(Entries from a dataset of interfaces)

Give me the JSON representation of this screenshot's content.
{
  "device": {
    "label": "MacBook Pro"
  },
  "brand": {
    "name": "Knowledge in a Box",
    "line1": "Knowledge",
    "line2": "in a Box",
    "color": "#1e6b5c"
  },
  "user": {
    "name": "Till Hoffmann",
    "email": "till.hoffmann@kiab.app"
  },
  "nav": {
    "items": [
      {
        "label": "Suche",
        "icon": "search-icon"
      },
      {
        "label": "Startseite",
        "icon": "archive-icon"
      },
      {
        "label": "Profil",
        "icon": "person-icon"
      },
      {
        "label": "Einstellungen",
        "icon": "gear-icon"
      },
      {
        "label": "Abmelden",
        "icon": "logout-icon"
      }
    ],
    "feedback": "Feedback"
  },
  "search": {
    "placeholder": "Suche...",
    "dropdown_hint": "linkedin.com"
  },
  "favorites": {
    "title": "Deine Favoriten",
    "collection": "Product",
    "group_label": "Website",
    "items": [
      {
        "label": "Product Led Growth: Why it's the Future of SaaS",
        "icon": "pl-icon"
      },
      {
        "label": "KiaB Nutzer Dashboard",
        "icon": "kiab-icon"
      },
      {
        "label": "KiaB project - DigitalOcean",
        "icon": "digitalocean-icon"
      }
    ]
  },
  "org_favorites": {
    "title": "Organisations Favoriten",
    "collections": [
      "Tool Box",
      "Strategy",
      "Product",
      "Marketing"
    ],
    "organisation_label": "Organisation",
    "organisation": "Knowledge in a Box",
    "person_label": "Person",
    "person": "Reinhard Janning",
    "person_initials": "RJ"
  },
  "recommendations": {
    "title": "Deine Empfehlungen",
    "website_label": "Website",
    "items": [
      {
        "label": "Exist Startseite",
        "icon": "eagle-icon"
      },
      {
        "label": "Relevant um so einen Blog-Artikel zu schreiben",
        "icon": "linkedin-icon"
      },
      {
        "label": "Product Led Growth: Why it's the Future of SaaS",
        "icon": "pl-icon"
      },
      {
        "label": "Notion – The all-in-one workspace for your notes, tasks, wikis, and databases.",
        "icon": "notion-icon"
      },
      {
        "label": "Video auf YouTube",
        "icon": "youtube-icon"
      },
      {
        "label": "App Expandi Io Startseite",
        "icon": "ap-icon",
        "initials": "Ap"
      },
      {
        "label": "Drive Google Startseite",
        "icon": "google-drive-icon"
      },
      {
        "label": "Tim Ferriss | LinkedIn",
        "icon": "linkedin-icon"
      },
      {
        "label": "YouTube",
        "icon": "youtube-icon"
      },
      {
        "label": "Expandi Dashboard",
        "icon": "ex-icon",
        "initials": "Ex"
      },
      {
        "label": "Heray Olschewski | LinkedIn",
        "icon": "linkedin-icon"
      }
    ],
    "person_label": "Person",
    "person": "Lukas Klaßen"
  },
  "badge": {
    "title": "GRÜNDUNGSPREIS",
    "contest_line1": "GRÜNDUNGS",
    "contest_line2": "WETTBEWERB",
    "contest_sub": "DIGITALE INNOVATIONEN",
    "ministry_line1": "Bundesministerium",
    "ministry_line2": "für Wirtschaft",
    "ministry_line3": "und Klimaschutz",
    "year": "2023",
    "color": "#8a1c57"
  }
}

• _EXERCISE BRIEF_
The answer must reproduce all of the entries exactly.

• _RESULT OF THE EXERCISE_
Give me the JSON representation of this screenshot's content.
{
  "device": {
    "label": "MacBook Pro"
  },
  "brand": {
    "name": "Knowledge in a Box",
    "line1": "Knowledge",
    "line2": "in a Box",
    "color": "#1e6b5c"
  },
  "user": {
    "name": "Till Hoffmann",
    "email": "till.hoffmann@kiab.app"
  },
  "nav": {
    "items": [
      {
        "label": "Suche",
        "icon": "search-icon"
      },
      {
        "label": "Startseite",
        "icon": "archive-icon"
      },
      {
        "label": "Profil",
        "icon": "person-icon"
      },
      {
        "label": "Einstellungen",
        "icon": "gear-icon"
      },
      {
        "label": "Abmelden",
        "icon": "logout-icon"
      }
    ],
    "feedback": "Feedback"
  },
  "search": {
    "placeholder": "Suche...",
    "dropdown_hint": "linkedin.com"
  },
  "favorites": {
    "title": "Deine Favoriten",
    "collection": "Product",
    "group_label": "Website",
    "items": [
      {
        "label": "Product Led Growth: Why it's the Future of SaaS",
        "icon": "pl-icon"
      },
      {
        "label": "KiaB Nutzer Dashboard",
        "icon": "kiab-icon"
      },
      {
        "label": "KiaB project - DigitalOcean",
        "icon": "digitalocean-icon"
      }
    ]
  },
  "org_favorites": {
    "title": "Organisations Favoriten",
    "collections": [
      "Tool Box",
      "Strategy",
      "Product",
      "Marketing"
    ],
    "organisation_label": "Organisation",
    "organisation": "Knowledge in a Box",
    "person_label": "Person",
    "person": "Reinhard Janning",
    "person_initials": "RJ"
  },
  "recommendations": {
    "title": "Deine Empfehlungen",
    "website_label": "Website",
    "items": [
      {
        "label": "Exist Startseite",
        "icon": "eagle-icon"
      },
      {
        "label": "Relevant um so einen Blog-Artikel zu schreiben",
        "icon": "linkedin-icon"
      },
      {
        "label": "Product Led Growth: Why it's the Future of SaaS",
        "icon": "pl-icon"
      },
      {
        "label": "Notion – The all-in-one workspace for your notes, tasks, wikis, and databases.",
        "icon": "notion-icon"
      },
      {
        "label": "Video auf YouTube",
        "icon": "youtube-icon"
      },
      {
        "label": "App Expandi Io Startseite",
        "icon": "ap-icon",
        "initials": "Ap"
      },
      {
        "label": "Drive Google Startseite",
        "icon": "google-drive-icon"
      },
      {
        "label": "Tim Ferriss | LinkedIn",
        "icon": "linkedin-icon"
      },
      {
        "label": "YouTube",
        "icon": "youtube-icon"
      },
      {
        "label": "Expandi Dashboard",
        "icon": "ex-icon",
        "initials": "Ex"
      },
      {
        "label": "Heray Olschewski | LinkedIn",
        "icon": "linkedin-icon"
      }
    ],
    "person_label": "Person",
    "person": "Lukas Klaßen"
  },
  "badge": {
    "title": "GRÜNDUNGSPREIS",
    "contest_line1": "GRÜNDUNGS",
    "contest_line2": "WETTBEWERB",
    "contest_sub": "DIGITALE INNOVATIONEN",
    "ministry_line1": "Bundesministerium",
    "ministry_line2": "für Wirtschaft",
    "ministry_line3": "und Klimaschutz",
    "year": "2023",
    "color": "#8a1c57"
  }
}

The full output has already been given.